◆ Aim of the exercise: Report how many lines in the records below contain the word "title". Give only the number.
[Input material — start]
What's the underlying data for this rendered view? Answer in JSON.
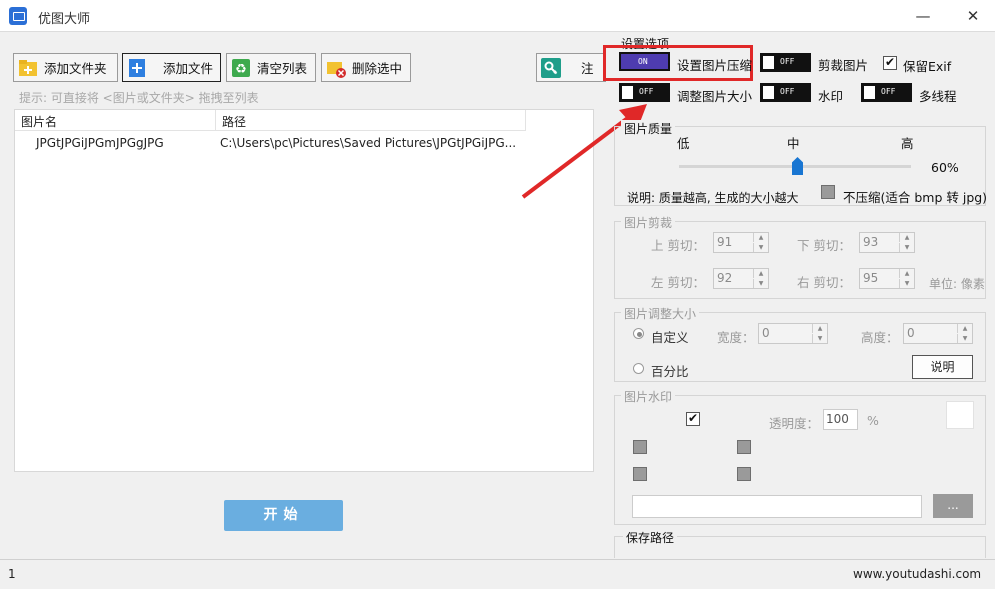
{
  "window": {
    "title": "优图大师",
    "minimize": "—",
    "close": "✕"
  },
  "toolbar": {
    "add_folder": "添加文件夹",
    "add_file": "添加文件",
    "clear_list": "清空列表",
    "delete_selected": "删除选中",
    "register": "注"
  },
  "hint": "提示: 可直接将 <图片或文件夹> 拖拽至列表",
  "file_list": {
    "columns": [
      "图片名",
      "路径"
    ],
    "rows": [
      {
        "name": "JPGtJPGiJPGmJPGgJPG",
        "path": "C:\\Users\\pc\\Pictures\\Saved Pictures\\JPGtJPGiJPG..."
      }
    ]
  },
  "start_button": "开始",
  "settings": {
    "title": "设置选项",
    "compress": {
      "state": "ON",
      "label": "设置图片压缩"
    },
    "crop": {
      "state": "OFF",
      "label": "剪裁图片"
    },
    "keep_exif": {
      "checked": true,
      "label": "保留Exif"
    },
    "resize": {
      "state": "OFF",
      "label": "调整图片大小"
    },
    "watermark": {
      "state": "OFF",
      "label": "水印"
    },
    "multithread": {
      "state": "OFF",
      "label": "多线程"
    }
  },
  "quality": {
    "title": "图片质量",
    "low": "低",
    "mid": "中",
    "high": "高",
    "value": 0.6,
    "value_label": "60%",
    "note": "说明: 质量越高, 生成的大小越大",
    "no_compress": {
      "checked": false,
      "label": "不压缩(适合 bmp 转 jpg)"
    }
  },
  "crop_group": {
    "title": "图片剪裁",
    "top_label": "上 剪切：",
    "top_value": "91",
    "bottom_label": "下 剪切：",
    "bottom_value": "93",
    "left_label": "左 剪切：",
    "left_value": "92",
    "right_label": "右 剪切：",
    "right_value": "95",
    "unit": "单位: 像素"
  },
  "resize_group": {
    "title": "图片调整大小",
    "custom": "自定义",
    "width_label": "宽度：",
    "width_value": "0",
    "height_label": "高度：",
    "height_value": "0",
    "percent": "百分比",
    "explain": "说明"
  },
  "watermark_group": {
    "title": "图片水印",
    "opacity_label": "透明度：",
    "opacity_value": "100",
    "percent_sign": "%",
    "browse": "..."
  },
  "save_path": {
    "title": "保存路径"
  },
  "status": {
    "count": "1",
    "site": "www.youtudashi.com"
  },
  "colors": {
    "highlight": "#e02828",
    "accent_on": "#4e3cb0",
    "start": "#6aaee0"
  }
}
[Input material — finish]
◆ Result for this task: 7